Component data from apps and pages
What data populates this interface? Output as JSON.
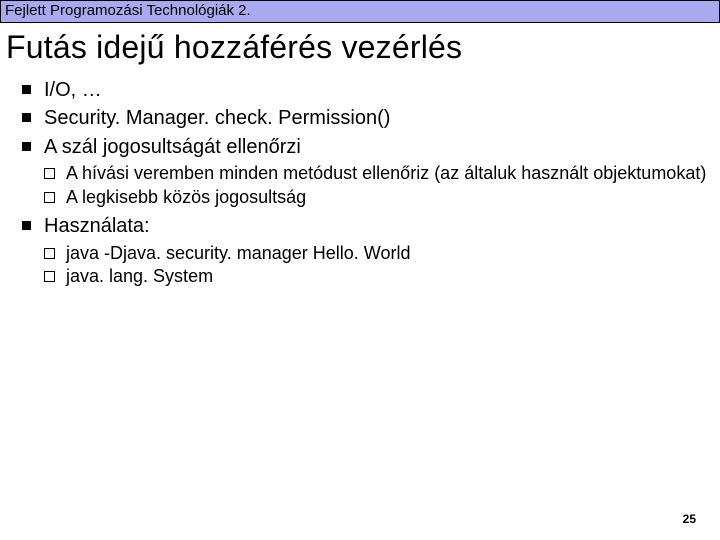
{
  "header": {
    "text": "Fejlett Programozási Technológiák 2."
  },
  "title": "Futás idejű hozzáférés vezérlés",
  "bullets": [
    {
      "text": "I/O, …"
    },
    {
      "text": "Security. Manager. check. Permission()"
    },
    {
      "text": "A szál jogosultságát ellenőrzi",
      "sub": [
        {
          "text": "A hívási veremben minden metódust ellenőriz (az általuk használt objektumokat)"
        },
        {
          "text": "A legkisebb közös jogosultság"
        }
      ]
    },
    {
      "text": "Használata:",
      "sub": [
        {
          "text": "java -Djava. security. manager Hello. World"
        },
        {
          "text": "java. lang. System"
        }
      ]
    }
  ],
  "page_number": "25"
}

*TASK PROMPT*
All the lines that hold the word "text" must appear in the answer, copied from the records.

*ANSWER AREA*
    "text": "Fejlett Programozási Technológiák 2."
      "text": "I/O, …"
      "text": "Security. Manager. check. Permission()"
      "text": "A szál jogosultságát ellenőrzi",
          "text": "A hívási veremben minden metódust ellenőriz (az általuk használt objektumokat)"
          "text": "A legkisebb közös jogosultság"
      "text": "Használata:",
          "text": "java -Djava. security. manager Hello. World"
          "text": "java. lang. System"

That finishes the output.